Transforming Rural Community Lives by Increasing Access to Quality Health

Country: Ghana
Advance #3022288 DONATE NOW

Project Information

Enabling at least 20 rural communities to gain access to quality health care

Describe the need affecting community

There are equity gaps in access to quality health care, especially for those living in rural communities. Quality of healthcare is driven by availability of skilled health workers and sufficient infrastructure and technology. These resources are not equitably distributed in Ghana. The numbers and densities of health workers are unevenly distributed throughout Ghana, with a majority of doctors and university-trained nurses serving in the two major metropolitan areas of Accra and Kumasi, and inadequate numbers of health staff in remote and rural districts according to a recent World Bank publication.

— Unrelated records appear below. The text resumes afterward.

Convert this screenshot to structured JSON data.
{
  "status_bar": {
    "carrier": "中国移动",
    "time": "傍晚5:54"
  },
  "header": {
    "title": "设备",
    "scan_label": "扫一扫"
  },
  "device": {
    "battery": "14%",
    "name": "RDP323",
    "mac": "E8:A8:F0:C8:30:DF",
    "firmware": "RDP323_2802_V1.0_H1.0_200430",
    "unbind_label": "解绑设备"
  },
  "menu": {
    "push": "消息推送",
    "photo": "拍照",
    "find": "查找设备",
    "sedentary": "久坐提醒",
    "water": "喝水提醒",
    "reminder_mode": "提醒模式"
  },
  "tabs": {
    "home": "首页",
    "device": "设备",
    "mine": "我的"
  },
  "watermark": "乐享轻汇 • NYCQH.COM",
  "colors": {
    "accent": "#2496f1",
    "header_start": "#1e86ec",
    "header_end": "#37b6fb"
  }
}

The health worker density for Ghana is 1.93 per 1000 population. Though high compared with other African countries with similar incomes, only 60% are clinical staff. The densities for some clinical staff are: Professional Nurse – 3.1 per 10,000 people; Midwives – 1.5 per 10,000 people; Medical Officer – 6 per 100,000 people; Pharmacist – 2 per 100,000 people; Specialist – 2 per 100,000 people; Community Health Nurse – 2.1 per 10,000 people; Health Assistants/Enrolled Nurse – 2.9 per 10,000 people. In terms of infrastructure, some rural clinics do not even have sufficient space and equipment for a woman to go through delivery without the challenge of complications. Laboratories to do basic tests in order to confirm diagnosis are not available in many rural communities. Some of the rural clinics are in places where they are not connected to the national electricity and no potable water is available. So they depend on rainfall for water to use in the clinic. Lack of access to quality healthcare affects the quality of living of the people in rural areas, which leads to increasing number of physical and mental unhealthy days, affecting the efforts to move them out of poverty and unto paths of self sustainability.

How will this Advance project help to address the need?

The 20 clinics attended to about 30,000 people in 2015. Infrastructure and technological improvements in the Clinics will lead to improved quality of care for the numbers who visit and more people being able to access care. We are hoping to improve laboratory facilities in each of the clinics so that they can all provide basic tests for prevailing conditions. In addition we hope to provide facilities that is sufficient for safe delivery and for basic emergency maternal obstetric and neonatal care in all the clinics. For some of the facilities without water and electricity we are planning to provide potable water through boreholes and work with the Energy Commission of Ghana. To consider how we can provide Solar electrification for these clinics. To be able to provide 24 hour services to the communities. We are also considering providing solar powered vaccine refrigerators in order to provide quality vaccination program for the communities. Finally, we will be undertaking regular Medical Mission Outreach to under-served communities to provide specialist eye services, surgical services for hernia, which affects most men farming communities and other elective urology and gynecology services.

Increased Access to Quality Healthcare in at least 20 Rural Communities.

Describe the primary goal of the project

Increased Access to Quality Healthcare in at least 20 Rural Communities.

Describe the change you would like to see in the community as a result of this Advance project

The following changes are expected to be seen in the communities as a result of the project: 1. Less people in the communities will travel long distances to access care. 2. Many people will report improved well being. 3. Number of under 5 children dying in the communities will reduce.

Contact Information

Global Ministries Contact